Lt. Commander Finchhaven, a ghostly relic from the First World War, he had fallen down dead drunk on his first assignment and been consigned from the great beyond to sail the seas until a ... See full summary »
Former football player and present private detective Harry Moseby gets hired on to what seems a standard missing person case, as an aging Hollywood actress whose only major roles came ... See full summary »
While Popeye Doyle (Ed ONeill) is investigating what appears to be a very simple drug overdose, he becomes involved in international intrigue. The Mosad and various other foreign diplomatic... See full summary »
Harry is a married writer who has an affair with a woman whose husband knows that she is unfaithful. As a result of his work, Harry has trouble distinguishing between fantasy and reality ... See full summary »
New York narcotics detective Popeye Doyle follows the trail of the French connection smuggling ring to France where he teams up with the gendarmes to hunt down the ringleader. Written by
Keith Loh <firstname.lastname@example.org>
The heroin processing lab was built by the Corsican mafia, and was so realistic that the entire set had to be guarded by French police when it wasn't in being used by the film crew. The mafia also advised on the methods used by drug smugglers to get heroin in the US (concealing the drug in freighter weights) and, according to John Frankenheimer, organized the permits for the traffic jam during the chase at the end of the film. See more »
During the first bar scene, Popeye Doyle's drink goes from a small shot to a nearly full glass and back again during his attempted conversation with the French bartender. See more »

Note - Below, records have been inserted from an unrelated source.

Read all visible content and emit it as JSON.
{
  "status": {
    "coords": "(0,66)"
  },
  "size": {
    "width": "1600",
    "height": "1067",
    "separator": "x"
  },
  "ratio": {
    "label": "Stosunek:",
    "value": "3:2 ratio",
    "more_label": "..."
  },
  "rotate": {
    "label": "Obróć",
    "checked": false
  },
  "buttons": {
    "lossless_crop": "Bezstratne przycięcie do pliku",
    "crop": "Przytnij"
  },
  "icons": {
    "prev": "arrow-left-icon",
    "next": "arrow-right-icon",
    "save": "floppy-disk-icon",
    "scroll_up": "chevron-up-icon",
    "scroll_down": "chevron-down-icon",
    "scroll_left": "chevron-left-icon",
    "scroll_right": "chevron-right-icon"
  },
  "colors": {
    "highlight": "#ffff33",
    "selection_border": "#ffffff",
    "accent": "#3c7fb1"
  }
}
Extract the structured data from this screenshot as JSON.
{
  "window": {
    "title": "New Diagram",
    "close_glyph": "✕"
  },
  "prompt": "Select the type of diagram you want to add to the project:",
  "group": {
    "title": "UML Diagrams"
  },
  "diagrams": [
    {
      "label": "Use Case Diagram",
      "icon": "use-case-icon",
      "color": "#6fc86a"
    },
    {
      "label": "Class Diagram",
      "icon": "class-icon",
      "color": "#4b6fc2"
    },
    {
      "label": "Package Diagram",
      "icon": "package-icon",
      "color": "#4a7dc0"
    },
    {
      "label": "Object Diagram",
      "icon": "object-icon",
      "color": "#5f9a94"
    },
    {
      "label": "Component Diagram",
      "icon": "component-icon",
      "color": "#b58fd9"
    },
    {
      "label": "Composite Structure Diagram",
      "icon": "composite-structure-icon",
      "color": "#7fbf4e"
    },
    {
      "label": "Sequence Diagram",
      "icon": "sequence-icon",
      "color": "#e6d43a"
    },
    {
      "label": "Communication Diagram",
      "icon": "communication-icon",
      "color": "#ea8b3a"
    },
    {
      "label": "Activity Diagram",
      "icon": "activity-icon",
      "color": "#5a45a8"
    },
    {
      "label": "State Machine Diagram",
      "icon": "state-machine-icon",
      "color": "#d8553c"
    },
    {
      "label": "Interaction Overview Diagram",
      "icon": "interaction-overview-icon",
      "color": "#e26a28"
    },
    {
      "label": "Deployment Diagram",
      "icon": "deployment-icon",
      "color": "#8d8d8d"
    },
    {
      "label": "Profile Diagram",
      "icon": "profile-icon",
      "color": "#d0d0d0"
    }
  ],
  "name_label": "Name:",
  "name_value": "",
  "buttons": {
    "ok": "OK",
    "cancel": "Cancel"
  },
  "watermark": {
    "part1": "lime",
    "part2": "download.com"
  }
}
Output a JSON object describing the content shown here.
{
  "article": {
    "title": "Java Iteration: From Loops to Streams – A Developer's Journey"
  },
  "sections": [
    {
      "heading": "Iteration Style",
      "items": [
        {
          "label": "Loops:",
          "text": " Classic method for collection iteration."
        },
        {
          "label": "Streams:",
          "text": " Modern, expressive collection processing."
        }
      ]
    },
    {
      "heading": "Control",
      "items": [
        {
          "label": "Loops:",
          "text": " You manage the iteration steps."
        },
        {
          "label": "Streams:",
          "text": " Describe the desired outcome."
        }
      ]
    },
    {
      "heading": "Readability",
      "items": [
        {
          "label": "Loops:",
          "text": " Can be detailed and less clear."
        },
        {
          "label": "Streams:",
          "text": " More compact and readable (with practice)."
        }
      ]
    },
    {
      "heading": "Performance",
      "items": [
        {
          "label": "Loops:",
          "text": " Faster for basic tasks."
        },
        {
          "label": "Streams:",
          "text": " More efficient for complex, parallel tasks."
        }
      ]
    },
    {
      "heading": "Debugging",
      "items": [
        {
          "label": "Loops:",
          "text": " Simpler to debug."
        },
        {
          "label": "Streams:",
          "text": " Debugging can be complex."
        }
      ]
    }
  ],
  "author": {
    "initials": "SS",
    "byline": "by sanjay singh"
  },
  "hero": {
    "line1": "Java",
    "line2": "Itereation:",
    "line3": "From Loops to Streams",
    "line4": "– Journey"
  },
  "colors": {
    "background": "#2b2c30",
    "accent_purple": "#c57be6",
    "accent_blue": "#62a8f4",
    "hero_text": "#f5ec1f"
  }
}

An outstanding sequel to Friedkin's celebrated original. Hackman's 'Popeye' Doyle continues his pursuit of Fernando Rey's drug lord Charnier in the latter's native France. Shot on location in Marseille, the film often has a feeling of latter-day spaghetti (onion?!) western with long spans of impenetrable, untitled French. Doyle's attempts to integrate himself personally and professionally into this alien town are as well handled as anything in the film.
The film deals in obsession and addiction. Just as the last film closes with Doyle abandoning reason to continue his pursuit, so this one develops this theme. Gene Hackman's bitter, awkward, tough-but-pitiful performance is the stuff of an Oscar winner who doesn't even know how to spell complacency.
John Frankenheimer does an almost impossible job very well in following Friedkin's visual temperament in support of Hackman. Marseille is filmed ruthlessly, grimy and crumbling. There is a great deal of hand-held work, culminating in extraordinary but judiciously used PoV shots in the final, remarkable chase. It's also an economical film, using unscripted action to advance the narrative. Artfully real but uncontrived, it's a very grown-up action thriller. 8/10
25 of 37 people found this review helpful.
Was this review helpful to you?